WHAT TO DO:
The answer must consist of the records below, repeated exactly.

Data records
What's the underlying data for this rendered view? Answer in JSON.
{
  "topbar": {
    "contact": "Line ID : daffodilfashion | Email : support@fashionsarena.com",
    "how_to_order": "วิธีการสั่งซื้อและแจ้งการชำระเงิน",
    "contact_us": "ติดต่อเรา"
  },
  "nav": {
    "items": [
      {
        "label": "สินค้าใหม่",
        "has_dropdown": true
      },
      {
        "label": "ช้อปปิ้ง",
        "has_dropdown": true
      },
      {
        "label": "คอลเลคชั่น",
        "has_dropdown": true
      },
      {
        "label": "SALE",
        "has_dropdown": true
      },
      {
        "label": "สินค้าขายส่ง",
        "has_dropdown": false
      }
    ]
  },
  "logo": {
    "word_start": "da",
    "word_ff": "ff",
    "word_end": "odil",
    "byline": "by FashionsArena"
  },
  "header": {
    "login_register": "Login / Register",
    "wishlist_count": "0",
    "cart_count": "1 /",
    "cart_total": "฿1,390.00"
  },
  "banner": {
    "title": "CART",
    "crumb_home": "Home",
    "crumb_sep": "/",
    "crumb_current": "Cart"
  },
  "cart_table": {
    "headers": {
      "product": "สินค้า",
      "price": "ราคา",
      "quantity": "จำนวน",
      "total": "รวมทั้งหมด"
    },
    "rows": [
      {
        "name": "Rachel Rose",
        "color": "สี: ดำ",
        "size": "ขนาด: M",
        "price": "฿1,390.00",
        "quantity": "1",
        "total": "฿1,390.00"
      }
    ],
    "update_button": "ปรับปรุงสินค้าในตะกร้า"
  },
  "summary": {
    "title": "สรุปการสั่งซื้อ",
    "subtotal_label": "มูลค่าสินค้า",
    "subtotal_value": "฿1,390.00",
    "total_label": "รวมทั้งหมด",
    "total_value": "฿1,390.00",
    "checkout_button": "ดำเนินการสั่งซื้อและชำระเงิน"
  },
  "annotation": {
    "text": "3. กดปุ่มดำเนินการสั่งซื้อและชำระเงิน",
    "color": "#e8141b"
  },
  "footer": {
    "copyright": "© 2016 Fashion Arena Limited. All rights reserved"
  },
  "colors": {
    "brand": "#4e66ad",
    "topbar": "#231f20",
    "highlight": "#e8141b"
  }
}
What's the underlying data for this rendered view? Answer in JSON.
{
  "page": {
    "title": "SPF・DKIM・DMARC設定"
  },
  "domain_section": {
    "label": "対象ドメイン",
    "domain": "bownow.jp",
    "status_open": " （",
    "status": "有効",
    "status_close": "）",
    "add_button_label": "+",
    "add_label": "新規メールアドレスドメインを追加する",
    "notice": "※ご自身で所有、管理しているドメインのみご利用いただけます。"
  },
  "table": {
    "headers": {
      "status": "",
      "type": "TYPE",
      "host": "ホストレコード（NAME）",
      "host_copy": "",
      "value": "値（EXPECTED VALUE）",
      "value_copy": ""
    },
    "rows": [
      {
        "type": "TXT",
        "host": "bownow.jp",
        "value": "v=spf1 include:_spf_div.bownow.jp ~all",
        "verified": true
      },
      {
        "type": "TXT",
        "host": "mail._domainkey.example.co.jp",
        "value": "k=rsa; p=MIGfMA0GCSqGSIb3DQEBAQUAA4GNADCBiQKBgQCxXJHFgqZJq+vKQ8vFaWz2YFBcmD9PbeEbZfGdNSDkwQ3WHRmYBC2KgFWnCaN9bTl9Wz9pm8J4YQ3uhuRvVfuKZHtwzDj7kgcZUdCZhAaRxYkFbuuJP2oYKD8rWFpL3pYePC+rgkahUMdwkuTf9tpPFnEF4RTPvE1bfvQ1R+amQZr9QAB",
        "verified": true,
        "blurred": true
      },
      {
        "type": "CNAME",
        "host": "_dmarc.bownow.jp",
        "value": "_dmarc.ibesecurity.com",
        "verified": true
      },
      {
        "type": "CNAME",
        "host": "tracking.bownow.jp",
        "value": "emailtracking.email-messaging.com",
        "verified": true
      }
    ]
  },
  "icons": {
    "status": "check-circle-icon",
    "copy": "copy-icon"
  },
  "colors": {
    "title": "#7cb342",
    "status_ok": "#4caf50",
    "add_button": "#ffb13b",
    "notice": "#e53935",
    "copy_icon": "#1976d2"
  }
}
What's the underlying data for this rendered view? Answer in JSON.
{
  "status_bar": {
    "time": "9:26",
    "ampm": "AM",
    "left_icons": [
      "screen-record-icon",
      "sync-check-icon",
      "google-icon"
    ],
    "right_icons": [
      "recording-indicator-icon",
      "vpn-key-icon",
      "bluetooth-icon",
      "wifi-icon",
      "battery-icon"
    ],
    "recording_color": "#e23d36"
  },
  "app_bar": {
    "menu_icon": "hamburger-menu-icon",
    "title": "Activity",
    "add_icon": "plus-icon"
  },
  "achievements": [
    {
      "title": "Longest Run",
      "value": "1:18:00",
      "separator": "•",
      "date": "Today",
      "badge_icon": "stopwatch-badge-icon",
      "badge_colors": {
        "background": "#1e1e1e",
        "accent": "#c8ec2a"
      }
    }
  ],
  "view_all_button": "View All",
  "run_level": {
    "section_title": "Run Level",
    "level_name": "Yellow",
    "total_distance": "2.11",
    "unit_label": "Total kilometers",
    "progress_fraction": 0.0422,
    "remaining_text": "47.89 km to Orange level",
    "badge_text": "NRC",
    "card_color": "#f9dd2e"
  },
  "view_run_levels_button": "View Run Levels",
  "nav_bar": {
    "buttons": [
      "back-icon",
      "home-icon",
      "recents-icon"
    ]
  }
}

YOUR RESPONSE:
What's the underlying data for this rendered view? Answer in JSON.
{
  "topbar": {
    "contact": "Line ID : daffodilfashion | Email : support@fashionsarena.com",
    "how_to_order": "วิธีการสั่งซื้อและแจ้งการชำระเงิน",
    "contact_us": "ติดต่อเรา"
  },
  "nav": {
    "items": [
      {
        "label": "สินค้าใหม่",
        "has_dropdown": true
      },
      {
        "label": "ช้อปปิ้ง",
        "has_dropdown": true
      },
      {
        "label": "คอลเลคชั่น",
        "has_dropdown": true
      },
      {
        "label": "SALE",
        "has_dropdown": true
      },
      {
        "label": "สินค้าขายส่ง",
        "has_dropdown": false
      }
    ]
  },
  "logo": {
    "word_start": "da",
    "word_ff": "ff",
    "word_end": "odil",
    "byline": "by FashionsArena"
  },
  "header": {
    "login_register": "Login / Register",
    "wishlist_count": "0",
    "cart_count": "1 /",
    "cart_total": "฿1,390.00"
  },
  "banner": {
    "title": "CART",
    "crumb_home": "Home",
    "crumb_sep": "/",
    "crumb_current": "Cart"
  },
  "cart_table": {
    "headers": {
      "product": "สินค้า",
      "price": "ราคา",
      "quantity": "จำนวน",
      "total": "รวมทั้งหมด"
    },
    "rows": [
      {
        "name": "Rachel Rose",
        "color": "สี: ดำ",
        "size": "ขนาด: M",
        "price": "฿1,390.00",
        "quantity": "1",
        "total": "฿1,390.00"
      }
    ],
    "update_button": "ปรับปรุงสินค้าในตะกร้า"
  },
  "summary": {
    "title": "สรุปการสั่งซื้อ",
    "subtotal_label": "มูลค่าสินค้า",
    "subtotal_value": "฿1,390.00",
    "total_label": "รวมทั้งหมด",
    "total_value": "฿1,390.00",
    "checkout_button": "ดำเนินการสั่งซื้อและชำระเงิน"
  },
  "annotation": {
    "text": "3. กดปุ่มดำเนินการสั่งซื้อและชำระเงิน",
    "color": "#e8141b"
  },
  "footer": {
    "copyright": "© 2016 Fashion Arena Limited. All rights reserved"
  },
  "colors": {
    "brand": "#4e66ad",
    "topbar": "#231f20",
    "highlight": "#e8141b"
  }
}
What's the underlying data for this rendered view? Answer in JSON.
{
  "page": {
    "title": "SPF・DKIM・DMARC設定"
  },
  "domain_section": {
    "label": "対象ドメイン",
    "domain": "bownow.jp",
    "status_open": " （",
    "status": "有効",
    "status_close": "）",
    "add_button_label": "+",
    "add_label": "新規メールアドレスドメインを追加する",
    "notice": "※ご自身で所有、管理しているドメインのみご利用いただけます。"
  },
  "table": {
    "headers": {
      "status": "",
      "type": "TYPE",
      "host": "ホストレコード（NAME）",
      "host_copy": "",
      "value": "値（EXPECTED VALUE）",
      "value_copy": ""
    },
    "rows": [
      {
        "type": "TXT",
        "host": "bownow.jp",
        "value": "v=spf1 include:_spf_div.bownow.jp ~all",
        "verified": true
      },
      {
        "type": "TXT",
        "host": "mail._domainkey.example.co.jp",
        "value": "k=rsa; p=MIGfMA0GCSqGSIb3DQEBAQUAA4GNADCBiQKBgQCxXJHFgqZJq+vKQ8vFaWz2YFBcmD9PbeEbZfGdNSDkwQ3WHRmYBC2KgFWnCaN9bTl9Wz9pm8J4YQ3uhuRvVfuKZHtwzDj7kgcZUdCZhAaRxYkFbuuJP2oYKD8rWFpL3pYePC+rgkahUMdwkuTf9tpPFnEF4RTPvE1bfvQ1R+amQZr9QAB",
        "verified": true,
        "blurred": true
      },
      {
        "type": "CNAME",
        "host": "_dmarc.bownow.jp",
        "value": "_dmarc.ibesecurity.com",
        "verified": true
      },
      {
        "type": "CNAME",
        "host": "tracking.bownow.jp",
        "value": "emailtracking.email-messaging.com",
        "verified": true
      }
    ]
  },
  "icons": {
    "status": "check-circle-icon",
    "copy": "copy-icon"
  },
  "colors": {
    "title": "#7cb342",
    "status_ok": "#4caf50",
    "add_button": "#ffb13b",
    "notice": "#e53935",
    "copy_icon": "#1976d2"
  }
}
What's the underlying data for this rendered view? Answer in JSON.
{
  "status_bar": {
    "time": "9:26",
    "ampm": "AM",
    "left_icons": [
      "screen-record-icon",
      "sync-check-icon",
      "google-icon"
    ],
    "right_icons": [
      "recording-indicator-icon",
      "vpn-key-icon",
      "bluetooth-icon",
      "wifi-icon",
      "battery-icon"
    ],
    "recording_color": "#e23d36"
  },
  "app_bar": {
    "menu_icon": "hamburger-menu-icon",
    "title": "Activity",
    "add_icon": "plus-icon"
  },
  "achievements": [
    {
      "title": "Longest Run",
      "value": "1:18:00",
      "separator": "•",
      "date": "Today",
      "badge_icon": "stopwatch-badge-icon",
      "badge_colors": {
        "background": "#1e1e1e",
        "accent": "#c8ec2a"
      }
    }
  ],
  "view_all_button": "View All",
  "run_level": {
    "section_title": "Run Level",
    "level_name": "Yellow",
    "total_distance": "2.11",
    "unit_label": "Total kilometers",
    "progress_fraction": 0.0422,
    "remaining_text": "47.89 km to Orange level",
    "badge_text": "NRC",
    "card_color": "#f9dd2e"
  },
  "view_run_levels_button": "View Run Levels",
  "nav_bar": {
    "buttons": [
      "back-icon",
      "home-icon",
      "recents-icon"
    ]
  }
}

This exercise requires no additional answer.